He further explained that Nigeria's current benchmark of $75 per barrel was one of the highest among member states of the Organisation of Petroleum Exporting Countries (OPEC).
According to him, a number of oil-producing countries like Venezuela have a benchmark as low as $30 as a way of ensuring that they do not fall victim of over ambitious projections that may turn out to be unrealistic.
“The benchmark does not necessarily give you more revenue. You can increase it to $100 if you like, but does that bring money?
“What is important is to increase crude oil production and sales. The $75 is even on the high side relative to other countries,” Sanusi said.
He observed that Nigeria has always been concerned about oil benchmarks during every budget year because of over-dependence on the oil sector for revenue and the fact that the economy as a whole is highly dependent on importation.
Sanusi urged the committee to place less emphasis on oil benchmarks and concentrate on how to assist government to plug the leakages in the revenue chain.
“You are talking about oil price and production benchmarks, how do we even know the figures are correct? Does NNPC have a metering system? How do they know how much we produce?
"What access does the Minister of Finance have to validate the figures emanating from the primary source of revenue?
“Until we have metering system, we cannot be too sure about these figures. But we have NEITTI and we need to strengthen it because all these arguments on benchmarks will disappear if we know exactly how much we earn and we are sure that all revenues will go into government's pockets,” he said.
Sanusi said that the solution to budget deficits was not the benchmark but diversification of the economy to enhance the development of the non-oil sector.
He said a major leak in government revenue could be traced to pipeline vandalism and crude oil theft in the Niger Delta region.
The Federal Government, he said, could overcome this challenge by tightening security around its network of oil pipelines in the Niger Delta.
He, however, drew a nexus between the insecurity in the country and the state of the economy. According to him, the crisis that has hit Kaduna and Jos in recent years has its origins in the collapse of the textile firms and the closure of the mines that used to provide thousands of jobs for the inhabitants of these two cities.
On the complaint of lopsidedness of the budget in favour of recurrent spending, Sanusi explained that 80 per cent of the recurrent budget goes to salaries and wages of government personnel.

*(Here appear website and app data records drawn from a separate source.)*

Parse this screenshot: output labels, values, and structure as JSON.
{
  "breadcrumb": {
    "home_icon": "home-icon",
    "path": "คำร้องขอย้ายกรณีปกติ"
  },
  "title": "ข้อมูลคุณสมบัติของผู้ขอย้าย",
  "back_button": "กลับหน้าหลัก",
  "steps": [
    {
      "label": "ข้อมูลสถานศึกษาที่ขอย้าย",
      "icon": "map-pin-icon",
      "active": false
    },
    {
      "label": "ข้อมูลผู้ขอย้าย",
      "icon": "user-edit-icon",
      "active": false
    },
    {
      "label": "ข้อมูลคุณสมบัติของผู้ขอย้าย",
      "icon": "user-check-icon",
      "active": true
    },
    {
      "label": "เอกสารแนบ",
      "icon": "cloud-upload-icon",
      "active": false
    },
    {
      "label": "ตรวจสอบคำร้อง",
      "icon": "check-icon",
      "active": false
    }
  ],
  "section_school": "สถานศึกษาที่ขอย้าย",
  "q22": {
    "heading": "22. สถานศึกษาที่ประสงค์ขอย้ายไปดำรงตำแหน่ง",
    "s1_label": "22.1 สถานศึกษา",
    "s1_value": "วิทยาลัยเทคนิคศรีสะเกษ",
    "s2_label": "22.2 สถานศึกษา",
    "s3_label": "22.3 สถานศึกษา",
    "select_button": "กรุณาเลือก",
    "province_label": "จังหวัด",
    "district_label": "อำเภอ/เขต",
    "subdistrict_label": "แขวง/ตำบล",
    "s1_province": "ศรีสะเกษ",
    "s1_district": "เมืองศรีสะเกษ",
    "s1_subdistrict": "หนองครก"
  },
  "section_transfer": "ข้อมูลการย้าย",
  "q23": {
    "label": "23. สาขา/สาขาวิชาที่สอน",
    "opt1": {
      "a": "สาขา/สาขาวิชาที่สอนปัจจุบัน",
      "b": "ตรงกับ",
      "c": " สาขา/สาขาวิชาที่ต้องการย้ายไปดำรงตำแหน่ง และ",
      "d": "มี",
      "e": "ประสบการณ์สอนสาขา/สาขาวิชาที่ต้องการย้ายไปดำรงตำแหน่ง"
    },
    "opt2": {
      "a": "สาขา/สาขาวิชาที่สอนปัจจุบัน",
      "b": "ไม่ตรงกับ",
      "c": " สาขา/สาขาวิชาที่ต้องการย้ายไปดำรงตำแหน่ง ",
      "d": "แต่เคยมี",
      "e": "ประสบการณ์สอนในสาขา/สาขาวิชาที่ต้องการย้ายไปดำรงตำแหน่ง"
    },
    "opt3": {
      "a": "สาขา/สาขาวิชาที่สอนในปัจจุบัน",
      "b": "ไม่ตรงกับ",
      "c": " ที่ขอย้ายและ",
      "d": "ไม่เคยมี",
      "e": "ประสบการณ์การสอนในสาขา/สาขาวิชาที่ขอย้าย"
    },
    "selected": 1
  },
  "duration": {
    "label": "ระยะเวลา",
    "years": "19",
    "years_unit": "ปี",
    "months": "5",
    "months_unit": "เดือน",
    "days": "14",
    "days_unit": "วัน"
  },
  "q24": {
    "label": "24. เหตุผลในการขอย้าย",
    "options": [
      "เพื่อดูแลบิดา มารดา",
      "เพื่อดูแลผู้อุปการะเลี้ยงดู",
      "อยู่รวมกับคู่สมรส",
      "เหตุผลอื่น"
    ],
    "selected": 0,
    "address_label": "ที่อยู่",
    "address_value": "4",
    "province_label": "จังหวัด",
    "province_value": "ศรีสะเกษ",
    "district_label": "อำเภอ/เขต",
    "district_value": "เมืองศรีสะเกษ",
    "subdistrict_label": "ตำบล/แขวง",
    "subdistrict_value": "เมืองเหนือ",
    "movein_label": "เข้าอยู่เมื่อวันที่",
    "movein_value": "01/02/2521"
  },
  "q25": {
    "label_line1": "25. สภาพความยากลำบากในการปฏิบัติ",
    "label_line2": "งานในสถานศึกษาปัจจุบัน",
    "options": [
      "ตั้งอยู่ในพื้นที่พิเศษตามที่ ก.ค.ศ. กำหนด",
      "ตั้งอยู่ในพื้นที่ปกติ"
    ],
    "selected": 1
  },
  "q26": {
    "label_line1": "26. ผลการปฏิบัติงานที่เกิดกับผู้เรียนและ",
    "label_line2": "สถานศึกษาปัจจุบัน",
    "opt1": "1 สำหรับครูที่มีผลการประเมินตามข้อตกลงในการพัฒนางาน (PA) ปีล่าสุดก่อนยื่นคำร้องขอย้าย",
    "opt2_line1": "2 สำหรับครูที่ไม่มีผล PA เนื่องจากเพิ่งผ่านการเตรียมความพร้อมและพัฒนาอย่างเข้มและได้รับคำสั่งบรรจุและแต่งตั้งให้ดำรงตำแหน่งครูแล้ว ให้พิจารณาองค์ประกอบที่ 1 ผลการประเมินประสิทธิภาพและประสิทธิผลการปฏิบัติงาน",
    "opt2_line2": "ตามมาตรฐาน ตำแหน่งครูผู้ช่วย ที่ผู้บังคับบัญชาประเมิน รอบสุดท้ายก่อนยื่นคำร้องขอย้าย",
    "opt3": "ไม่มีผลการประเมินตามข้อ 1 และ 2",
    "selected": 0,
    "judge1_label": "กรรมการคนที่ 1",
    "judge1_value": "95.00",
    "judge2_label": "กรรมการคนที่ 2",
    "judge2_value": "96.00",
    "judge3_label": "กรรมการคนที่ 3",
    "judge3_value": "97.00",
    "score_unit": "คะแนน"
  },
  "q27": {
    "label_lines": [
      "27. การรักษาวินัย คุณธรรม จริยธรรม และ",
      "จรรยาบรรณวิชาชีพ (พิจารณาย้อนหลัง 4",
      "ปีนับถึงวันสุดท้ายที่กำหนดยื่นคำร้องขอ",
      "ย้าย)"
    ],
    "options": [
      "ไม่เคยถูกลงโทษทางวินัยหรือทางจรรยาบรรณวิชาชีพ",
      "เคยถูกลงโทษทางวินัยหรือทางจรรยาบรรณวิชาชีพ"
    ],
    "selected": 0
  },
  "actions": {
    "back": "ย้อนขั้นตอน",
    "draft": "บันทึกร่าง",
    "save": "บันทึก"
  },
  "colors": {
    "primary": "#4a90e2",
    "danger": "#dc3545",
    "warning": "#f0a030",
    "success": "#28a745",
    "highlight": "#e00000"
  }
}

The only way out, he said, was for government to shed weight through retrenchment, an action, he added, might not be politically expedient.